D.I.Y. Applying Henna

The cultural significance and application of this social media craze


Sonia Baig applies free-styled henna design.

Sonia Baig and Amelia Reyes

Whether you’ve seen artsy henna pictures on social media, or your family has been applying it for religious celebrations for as long as you can remember, it’s common to know about henna from some place or another. While often called henna in America, it’s often called mehndi in other parts of the world ranging from Africa to the Middle East. Henna is often used during weddings, holidays, and religious occasions. However, henna is also big part of festival culture especially in Minnesota summers, and quite frankly, it just looks really cool.
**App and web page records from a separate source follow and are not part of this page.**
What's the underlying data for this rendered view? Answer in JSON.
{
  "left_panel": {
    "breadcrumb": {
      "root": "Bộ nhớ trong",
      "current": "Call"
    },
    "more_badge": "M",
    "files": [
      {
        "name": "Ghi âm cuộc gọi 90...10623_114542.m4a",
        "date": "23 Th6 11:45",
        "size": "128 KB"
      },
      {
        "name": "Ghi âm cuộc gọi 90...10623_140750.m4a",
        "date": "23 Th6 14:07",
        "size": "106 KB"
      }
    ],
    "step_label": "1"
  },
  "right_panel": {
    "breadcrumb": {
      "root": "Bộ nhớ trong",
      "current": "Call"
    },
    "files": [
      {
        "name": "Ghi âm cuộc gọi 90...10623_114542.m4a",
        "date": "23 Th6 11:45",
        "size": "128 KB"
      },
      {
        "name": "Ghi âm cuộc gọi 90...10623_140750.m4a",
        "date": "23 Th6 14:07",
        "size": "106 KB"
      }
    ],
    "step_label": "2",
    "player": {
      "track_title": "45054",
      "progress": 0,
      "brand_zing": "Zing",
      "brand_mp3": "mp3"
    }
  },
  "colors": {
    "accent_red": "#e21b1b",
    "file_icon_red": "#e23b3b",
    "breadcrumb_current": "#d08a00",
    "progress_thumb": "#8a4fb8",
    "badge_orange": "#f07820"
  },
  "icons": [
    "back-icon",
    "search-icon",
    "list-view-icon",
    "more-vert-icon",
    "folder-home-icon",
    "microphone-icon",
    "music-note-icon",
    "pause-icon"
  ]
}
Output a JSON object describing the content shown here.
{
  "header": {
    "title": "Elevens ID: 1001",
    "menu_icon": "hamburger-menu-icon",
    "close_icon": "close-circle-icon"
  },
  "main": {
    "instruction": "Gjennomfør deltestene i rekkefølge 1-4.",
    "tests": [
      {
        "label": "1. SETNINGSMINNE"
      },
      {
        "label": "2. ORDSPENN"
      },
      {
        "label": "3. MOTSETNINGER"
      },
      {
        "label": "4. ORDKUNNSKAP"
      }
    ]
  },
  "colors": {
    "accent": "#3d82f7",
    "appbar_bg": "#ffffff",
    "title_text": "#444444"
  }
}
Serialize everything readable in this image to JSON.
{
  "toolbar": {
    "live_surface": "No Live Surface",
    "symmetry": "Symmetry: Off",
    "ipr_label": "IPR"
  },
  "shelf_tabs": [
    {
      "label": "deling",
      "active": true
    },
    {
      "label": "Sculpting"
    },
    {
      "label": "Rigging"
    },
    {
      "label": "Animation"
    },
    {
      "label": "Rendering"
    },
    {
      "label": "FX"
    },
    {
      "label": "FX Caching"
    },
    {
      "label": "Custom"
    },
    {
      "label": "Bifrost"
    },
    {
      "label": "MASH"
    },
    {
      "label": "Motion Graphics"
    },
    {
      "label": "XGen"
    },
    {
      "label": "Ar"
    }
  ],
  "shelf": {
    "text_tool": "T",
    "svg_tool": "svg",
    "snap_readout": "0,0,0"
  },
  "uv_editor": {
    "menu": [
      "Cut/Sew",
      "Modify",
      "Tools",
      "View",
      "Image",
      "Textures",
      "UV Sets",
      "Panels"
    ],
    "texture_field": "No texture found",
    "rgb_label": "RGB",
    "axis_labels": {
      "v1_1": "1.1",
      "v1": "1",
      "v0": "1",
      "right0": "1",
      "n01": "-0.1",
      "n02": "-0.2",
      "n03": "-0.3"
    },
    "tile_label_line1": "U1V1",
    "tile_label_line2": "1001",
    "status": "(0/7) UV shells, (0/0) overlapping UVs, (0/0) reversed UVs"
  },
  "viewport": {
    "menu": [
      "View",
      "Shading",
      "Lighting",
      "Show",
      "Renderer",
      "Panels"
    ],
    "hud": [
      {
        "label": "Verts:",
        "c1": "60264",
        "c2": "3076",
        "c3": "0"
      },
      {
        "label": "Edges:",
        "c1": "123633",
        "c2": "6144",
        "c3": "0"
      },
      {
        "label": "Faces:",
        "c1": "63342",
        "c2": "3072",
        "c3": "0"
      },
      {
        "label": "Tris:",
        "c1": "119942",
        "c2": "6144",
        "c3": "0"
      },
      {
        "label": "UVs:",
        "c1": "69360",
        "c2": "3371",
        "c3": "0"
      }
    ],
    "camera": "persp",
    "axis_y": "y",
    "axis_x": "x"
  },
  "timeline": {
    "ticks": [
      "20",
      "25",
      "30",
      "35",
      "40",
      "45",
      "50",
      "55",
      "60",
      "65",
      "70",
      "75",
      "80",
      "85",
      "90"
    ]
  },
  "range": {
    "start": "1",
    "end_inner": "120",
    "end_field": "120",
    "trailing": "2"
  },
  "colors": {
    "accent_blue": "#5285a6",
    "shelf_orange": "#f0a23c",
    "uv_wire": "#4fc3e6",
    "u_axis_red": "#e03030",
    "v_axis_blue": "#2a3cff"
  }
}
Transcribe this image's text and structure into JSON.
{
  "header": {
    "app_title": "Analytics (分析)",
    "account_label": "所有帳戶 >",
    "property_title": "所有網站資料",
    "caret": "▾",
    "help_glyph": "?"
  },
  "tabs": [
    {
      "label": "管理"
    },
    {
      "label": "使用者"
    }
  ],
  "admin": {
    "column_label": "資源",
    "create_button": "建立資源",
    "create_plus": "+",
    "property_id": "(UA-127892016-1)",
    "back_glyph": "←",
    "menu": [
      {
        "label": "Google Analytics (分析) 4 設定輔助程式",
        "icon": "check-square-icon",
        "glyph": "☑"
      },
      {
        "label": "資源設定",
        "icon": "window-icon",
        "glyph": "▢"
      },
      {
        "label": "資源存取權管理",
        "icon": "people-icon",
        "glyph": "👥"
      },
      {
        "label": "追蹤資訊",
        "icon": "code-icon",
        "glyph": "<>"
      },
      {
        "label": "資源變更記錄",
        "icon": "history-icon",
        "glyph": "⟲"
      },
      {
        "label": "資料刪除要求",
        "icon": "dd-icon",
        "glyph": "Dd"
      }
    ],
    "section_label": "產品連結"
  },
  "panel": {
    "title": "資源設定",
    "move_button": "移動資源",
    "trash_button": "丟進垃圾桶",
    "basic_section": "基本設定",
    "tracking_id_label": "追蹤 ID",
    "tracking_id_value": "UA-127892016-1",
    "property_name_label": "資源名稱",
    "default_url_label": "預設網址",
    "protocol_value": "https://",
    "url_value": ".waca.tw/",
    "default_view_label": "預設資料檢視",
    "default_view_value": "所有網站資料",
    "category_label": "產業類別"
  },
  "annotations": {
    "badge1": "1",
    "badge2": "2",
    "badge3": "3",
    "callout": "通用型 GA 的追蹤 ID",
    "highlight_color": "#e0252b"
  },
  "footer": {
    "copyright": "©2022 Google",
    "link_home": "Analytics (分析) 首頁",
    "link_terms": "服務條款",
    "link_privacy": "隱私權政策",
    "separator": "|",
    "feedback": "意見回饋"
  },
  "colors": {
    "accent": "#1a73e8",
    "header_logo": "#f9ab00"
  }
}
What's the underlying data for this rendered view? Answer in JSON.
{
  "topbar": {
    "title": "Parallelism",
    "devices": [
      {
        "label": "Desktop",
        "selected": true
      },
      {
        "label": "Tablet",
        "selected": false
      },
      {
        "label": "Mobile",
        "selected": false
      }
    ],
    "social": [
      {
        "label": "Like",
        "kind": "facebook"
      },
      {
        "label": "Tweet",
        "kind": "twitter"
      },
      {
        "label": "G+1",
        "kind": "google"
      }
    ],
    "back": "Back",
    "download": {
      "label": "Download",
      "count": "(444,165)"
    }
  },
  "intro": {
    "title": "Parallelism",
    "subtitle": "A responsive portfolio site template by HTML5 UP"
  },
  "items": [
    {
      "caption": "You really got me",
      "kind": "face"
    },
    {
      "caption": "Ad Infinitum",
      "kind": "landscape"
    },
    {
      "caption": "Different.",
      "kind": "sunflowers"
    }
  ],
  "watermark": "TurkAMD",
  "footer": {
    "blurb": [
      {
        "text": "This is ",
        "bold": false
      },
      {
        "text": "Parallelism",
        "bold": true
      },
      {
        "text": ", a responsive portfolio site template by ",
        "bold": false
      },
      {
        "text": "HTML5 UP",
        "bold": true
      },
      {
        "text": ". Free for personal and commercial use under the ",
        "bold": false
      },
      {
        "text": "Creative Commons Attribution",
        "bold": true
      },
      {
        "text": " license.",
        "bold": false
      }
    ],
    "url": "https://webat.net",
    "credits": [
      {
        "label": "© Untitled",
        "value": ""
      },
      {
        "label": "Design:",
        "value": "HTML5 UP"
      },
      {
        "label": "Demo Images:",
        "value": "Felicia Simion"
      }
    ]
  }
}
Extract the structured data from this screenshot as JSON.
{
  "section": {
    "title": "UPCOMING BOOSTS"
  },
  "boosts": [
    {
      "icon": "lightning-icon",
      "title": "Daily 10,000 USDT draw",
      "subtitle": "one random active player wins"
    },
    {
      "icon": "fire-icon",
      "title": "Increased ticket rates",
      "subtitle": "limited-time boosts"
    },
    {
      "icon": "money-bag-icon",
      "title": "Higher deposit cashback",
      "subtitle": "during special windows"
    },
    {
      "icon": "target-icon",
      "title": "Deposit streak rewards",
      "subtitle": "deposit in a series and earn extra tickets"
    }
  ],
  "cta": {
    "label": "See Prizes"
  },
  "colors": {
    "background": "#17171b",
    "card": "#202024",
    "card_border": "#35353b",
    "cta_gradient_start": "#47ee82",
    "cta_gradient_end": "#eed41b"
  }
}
Although you can get henna done at many events and festivals, most people don’t realize that it’s quite easy to purchase on Amazon or at an ethnic grocery store for a relatively low price to do yourself or with friends. Though it can seem intimidating at first, applying henna is actually simple and easy to learn. You can either copy a pattern that you find on the internet, or create your own, improvising as you go.

 How To:
  1. Purchase henna in a cone, not a powder (powders are much harder to use). Henna is easiest to purchase from Amazon.
  2. Take the pin out of the tip of the applicator cone. Be sure to save this pin for later so that when you are done using the henna you can put it back in and save the tube to reuse later.
  3. Test out the henna on a scrap piece of paper to make sure its flowing correctly before you use it on your subject or yourself! To make the henna come out of the tube, squeeze from the middle/top of the cone with one hand and use your other hand to direct and stabilize the tip so you can design your beautiful patterns.
  4. Start applying! Look online for inspiration or trust yourself and just improvise. A standard template we like to follow is making patterns in a cuff shape on the wrist, then making a flowery shape in the middle of the hand, and lastly designing patterns on all the fingers. Then, you can connect these three parts together with lines and dots for a basic henna design. You can see this in the time lapse below of us improvising a pattern.
  5. After you’ve finished making your design, let the henna dry until it is hardened and crust like so you can peel it off to reveal your patterns. Generally the longer you leave it to sit on the hand, the darker it will be.
  6. After you’ve let the henna harden for your desired amount of time, wash off the henna and you will be able to see your pattern transferred to your or your subject’s skin! You might need to scrape it off as it can be sometimes hard to remove, but doing so under running water helps a lot.
  7. Enjoy! The pattern should stay for about a week and fade away gradually.